We first met because our children (we each had one, and never had another) were in a private nursery school. We lived in a high-rise building in a large city, and when the time came, and the building became a condominium, we bought our apartments. We were a little rueful about it, about being forced by a circumstance we hadn't planned on, but agreed we didn't have much of a choice. We were city dwellers, after all, and where would we go?
We never thought about whether we were compatible; we simply spent a lot of time together. We shopped the A&P and Zabar's. We went to Saks and Bloomie's and Barney's. We had snatched conversations about what we were reading—she Henry James, I biographies. And because our husbands, both of them on the Street, got along, we sometimes went up to our house or theirs in the country for weekends.

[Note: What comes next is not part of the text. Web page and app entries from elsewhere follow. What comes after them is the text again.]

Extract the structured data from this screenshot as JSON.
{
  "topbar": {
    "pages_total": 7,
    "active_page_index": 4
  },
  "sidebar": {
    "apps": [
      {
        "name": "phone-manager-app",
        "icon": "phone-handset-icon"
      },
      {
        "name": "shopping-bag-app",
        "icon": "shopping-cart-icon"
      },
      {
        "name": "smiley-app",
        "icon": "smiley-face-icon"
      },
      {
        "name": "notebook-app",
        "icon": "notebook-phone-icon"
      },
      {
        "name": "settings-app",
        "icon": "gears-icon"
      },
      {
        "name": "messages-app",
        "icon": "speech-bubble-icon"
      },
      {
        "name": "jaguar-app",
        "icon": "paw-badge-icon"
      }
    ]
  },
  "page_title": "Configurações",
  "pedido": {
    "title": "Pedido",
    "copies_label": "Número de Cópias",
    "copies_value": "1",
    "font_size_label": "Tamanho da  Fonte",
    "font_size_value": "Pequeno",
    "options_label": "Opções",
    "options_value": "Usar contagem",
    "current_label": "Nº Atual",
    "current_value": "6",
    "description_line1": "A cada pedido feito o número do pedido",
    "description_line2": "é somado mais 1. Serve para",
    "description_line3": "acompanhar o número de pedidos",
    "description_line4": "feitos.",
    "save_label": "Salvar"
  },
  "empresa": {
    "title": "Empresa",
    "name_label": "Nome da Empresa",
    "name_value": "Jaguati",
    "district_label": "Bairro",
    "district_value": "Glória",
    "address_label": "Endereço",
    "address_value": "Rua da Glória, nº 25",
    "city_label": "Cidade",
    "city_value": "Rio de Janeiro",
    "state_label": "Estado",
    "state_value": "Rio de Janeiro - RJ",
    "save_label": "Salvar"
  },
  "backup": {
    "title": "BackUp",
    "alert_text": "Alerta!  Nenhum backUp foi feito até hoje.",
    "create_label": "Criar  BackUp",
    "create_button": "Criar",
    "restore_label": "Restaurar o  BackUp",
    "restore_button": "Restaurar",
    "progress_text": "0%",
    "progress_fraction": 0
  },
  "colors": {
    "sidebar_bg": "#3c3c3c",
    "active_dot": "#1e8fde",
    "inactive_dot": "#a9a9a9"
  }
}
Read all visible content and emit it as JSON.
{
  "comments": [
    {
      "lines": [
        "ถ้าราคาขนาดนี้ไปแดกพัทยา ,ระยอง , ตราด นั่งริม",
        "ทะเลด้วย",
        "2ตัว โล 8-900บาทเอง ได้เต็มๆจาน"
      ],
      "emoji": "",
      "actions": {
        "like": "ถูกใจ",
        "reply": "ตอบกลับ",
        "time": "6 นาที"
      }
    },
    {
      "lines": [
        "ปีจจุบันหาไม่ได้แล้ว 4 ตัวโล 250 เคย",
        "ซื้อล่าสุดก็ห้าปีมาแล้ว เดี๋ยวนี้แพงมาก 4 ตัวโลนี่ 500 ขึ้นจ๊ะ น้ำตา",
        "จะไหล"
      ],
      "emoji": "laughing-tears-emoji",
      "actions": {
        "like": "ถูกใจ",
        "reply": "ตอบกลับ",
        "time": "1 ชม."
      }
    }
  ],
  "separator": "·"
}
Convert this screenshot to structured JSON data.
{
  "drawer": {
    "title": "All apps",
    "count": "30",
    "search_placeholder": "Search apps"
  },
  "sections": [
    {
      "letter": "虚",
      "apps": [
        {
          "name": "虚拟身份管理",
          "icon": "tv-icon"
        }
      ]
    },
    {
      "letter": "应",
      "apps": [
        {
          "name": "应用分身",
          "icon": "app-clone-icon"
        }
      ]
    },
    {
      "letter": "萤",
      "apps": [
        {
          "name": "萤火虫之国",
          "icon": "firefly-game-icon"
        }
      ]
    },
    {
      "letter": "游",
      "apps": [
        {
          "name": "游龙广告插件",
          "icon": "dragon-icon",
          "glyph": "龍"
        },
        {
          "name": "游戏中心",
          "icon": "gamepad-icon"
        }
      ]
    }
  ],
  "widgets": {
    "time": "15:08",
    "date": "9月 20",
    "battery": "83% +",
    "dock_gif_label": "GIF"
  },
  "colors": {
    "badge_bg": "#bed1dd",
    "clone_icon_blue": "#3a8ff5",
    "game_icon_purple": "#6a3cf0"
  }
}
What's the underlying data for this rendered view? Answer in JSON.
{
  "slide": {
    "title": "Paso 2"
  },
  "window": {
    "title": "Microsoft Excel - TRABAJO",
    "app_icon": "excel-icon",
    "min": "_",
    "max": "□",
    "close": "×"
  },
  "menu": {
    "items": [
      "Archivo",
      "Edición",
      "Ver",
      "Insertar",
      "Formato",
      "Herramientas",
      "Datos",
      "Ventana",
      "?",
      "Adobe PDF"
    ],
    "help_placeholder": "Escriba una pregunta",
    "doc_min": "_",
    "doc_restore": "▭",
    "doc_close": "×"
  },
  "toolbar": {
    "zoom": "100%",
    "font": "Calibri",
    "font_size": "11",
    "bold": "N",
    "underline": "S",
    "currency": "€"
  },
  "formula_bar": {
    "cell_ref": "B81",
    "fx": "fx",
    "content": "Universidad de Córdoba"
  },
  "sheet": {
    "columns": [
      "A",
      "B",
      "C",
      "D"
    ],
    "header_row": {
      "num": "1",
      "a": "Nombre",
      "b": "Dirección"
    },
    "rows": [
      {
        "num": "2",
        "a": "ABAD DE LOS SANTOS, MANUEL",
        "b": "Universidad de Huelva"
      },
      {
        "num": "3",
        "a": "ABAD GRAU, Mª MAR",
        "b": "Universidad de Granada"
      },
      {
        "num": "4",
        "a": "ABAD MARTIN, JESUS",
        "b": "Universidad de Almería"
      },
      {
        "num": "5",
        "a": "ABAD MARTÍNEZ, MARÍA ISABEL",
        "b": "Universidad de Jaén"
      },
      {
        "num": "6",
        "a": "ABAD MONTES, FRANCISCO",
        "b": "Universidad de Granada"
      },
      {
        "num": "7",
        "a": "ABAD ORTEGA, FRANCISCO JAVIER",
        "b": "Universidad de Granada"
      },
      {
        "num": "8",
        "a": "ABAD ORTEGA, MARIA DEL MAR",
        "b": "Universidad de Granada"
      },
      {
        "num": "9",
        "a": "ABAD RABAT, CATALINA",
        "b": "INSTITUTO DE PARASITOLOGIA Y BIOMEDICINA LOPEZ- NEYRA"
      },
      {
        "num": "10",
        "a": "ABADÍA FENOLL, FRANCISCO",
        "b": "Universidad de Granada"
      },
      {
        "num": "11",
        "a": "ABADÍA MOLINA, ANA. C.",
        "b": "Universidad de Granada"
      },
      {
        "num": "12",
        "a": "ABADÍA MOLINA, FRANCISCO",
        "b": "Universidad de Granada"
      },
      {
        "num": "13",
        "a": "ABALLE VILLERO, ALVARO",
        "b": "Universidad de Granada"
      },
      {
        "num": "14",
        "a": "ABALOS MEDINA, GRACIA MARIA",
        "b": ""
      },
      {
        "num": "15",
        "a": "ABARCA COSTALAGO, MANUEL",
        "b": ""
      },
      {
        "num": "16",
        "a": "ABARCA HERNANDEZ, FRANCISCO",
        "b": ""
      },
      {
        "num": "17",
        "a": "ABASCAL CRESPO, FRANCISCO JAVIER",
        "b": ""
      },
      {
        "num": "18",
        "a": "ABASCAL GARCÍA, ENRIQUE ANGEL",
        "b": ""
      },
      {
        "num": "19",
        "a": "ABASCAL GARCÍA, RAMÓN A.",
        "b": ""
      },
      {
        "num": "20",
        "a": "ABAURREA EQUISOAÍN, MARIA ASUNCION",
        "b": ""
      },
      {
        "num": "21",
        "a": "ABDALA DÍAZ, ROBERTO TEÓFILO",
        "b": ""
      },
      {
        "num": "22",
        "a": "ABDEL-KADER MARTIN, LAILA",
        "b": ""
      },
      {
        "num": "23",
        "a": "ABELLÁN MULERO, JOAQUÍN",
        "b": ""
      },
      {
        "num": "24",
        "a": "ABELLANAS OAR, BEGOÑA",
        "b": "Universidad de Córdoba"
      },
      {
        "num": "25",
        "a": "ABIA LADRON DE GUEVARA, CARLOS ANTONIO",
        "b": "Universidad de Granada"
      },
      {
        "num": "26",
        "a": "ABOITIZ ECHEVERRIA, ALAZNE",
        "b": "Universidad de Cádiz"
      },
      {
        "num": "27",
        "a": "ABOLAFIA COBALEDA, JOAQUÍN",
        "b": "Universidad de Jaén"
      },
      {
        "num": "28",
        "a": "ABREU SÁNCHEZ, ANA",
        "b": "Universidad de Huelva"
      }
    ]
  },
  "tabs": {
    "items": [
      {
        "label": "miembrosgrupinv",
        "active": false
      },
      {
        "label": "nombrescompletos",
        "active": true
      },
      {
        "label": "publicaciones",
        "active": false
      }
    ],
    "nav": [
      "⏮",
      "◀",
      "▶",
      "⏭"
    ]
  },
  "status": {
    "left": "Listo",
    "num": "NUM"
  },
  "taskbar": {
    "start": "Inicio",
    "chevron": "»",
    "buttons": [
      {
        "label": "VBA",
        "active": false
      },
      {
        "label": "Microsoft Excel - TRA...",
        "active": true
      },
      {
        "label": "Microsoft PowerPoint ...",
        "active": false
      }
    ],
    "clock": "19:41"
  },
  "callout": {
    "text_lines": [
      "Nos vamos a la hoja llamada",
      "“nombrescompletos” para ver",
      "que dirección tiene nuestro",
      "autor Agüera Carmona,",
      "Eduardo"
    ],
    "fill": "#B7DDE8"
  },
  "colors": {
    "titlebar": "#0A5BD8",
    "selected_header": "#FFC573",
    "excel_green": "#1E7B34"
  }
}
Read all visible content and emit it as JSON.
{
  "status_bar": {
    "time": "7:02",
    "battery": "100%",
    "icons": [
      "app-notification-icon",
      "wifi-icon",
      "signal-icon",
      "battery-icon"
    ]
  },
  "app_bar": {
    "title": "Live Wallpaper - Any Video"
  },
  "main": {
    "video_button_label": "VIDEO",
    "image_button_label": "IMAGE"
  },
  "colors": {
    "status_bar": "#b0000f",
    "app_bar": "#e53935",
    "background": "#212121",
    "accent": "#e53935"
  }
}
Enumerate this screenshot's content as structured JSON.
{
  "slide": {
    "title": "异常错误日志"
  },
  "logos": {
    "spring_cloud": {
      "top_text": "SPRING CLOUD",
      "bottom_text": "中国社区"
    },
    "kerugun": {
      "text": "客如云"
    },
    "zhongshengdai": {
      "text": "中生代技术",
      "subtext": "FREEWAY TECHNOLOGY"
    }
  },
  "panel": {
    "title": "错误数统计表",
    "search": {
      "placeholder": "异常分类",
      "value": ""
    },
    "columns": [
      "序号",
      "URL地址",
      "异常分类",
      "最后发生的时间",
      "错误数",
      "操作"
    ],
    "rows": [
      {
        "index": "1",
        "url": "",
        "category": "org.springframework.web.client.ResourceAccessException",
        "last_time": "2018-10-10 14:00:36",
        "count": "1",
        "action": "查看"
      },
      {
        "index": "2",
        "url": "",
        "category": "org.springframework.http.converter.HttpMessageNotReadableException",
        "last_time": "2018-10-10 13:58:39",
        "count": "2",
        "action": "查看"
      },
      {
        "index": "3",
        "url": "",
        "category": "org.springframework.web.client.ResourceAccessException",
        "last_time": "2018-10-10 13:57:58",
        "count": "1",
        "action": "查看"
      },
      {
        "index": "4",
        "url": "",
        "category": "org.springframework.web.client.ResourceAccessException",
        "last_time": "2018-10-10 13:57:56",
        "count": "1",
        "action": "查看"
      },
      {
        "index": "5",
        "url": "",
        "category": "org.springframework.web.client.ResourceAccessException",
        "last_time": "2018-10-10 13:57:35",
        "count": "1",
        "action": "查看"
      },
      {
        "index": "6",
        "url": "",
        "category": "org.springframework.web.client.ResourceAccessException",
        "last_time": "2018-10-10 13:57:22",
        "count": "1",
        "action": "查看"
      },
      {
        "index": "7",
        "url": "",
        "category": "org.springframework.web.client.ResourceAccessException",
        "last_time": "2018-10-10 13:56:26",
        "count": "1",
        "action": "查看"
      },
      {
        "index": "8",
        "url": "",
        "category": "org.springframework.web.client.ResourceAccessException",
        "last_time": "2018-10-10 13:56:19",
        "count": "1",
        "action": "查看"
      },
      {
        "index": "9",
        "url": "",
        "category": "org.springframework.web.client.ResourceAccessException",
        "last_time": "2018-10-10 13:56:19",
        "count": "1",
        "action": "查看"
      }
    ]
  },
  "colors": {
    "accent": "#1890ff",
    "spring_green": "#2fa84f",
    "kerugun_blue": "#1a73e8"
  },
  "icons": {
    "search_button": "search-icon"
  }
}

Sometimes we went together for brief ten-day vacations. When one of us went abroad, the other semi-sat the other's apartment, and we always passed on notes on the foreign hotels and restaurants. Our husbands also checked out the golf courses for one another.
We had separate friends too, of course, and when we mixed them, infrequently, things went well. We were all foodies—their friends and ours—and subscribers to the symphony and the ballet and the theatre, and we all tended to vote pretty much the same way, regardless of party affiliation.
Over the years, although our children had the usual fallings out, they remained friends, and clung to their shared past. When they went away to college—a boy (mine) and a girl (hers)—we were an enormous support for one another, as we always had been during our mostly stable, but worn marriages.
There was a great deal we never had to put into words, our mutual understanding and sympathy was so absolute. I am small and beginning to appear spare rather than slender, and the gray shows in my dark hair. I warmed myself at her warmth, my tall fair-haired friend, whose gray was hidden in her blondeness, and who never lost her grace. I supplied her with all the warmth I had to give; I could not imagine my life without her.
When she threw herself out the window of our high-rise condo, I went into a freeze for quite a while before the terrible shock set in. It was only when the pain finally took over that I knew I had to realize something: that I had skipped some necessary piece of information about our lives. What had the clues been? What had I been blind to?
All the rest of my life, which I can hardly begin to think of without her, I will be searching, of course, for where the slippage had been.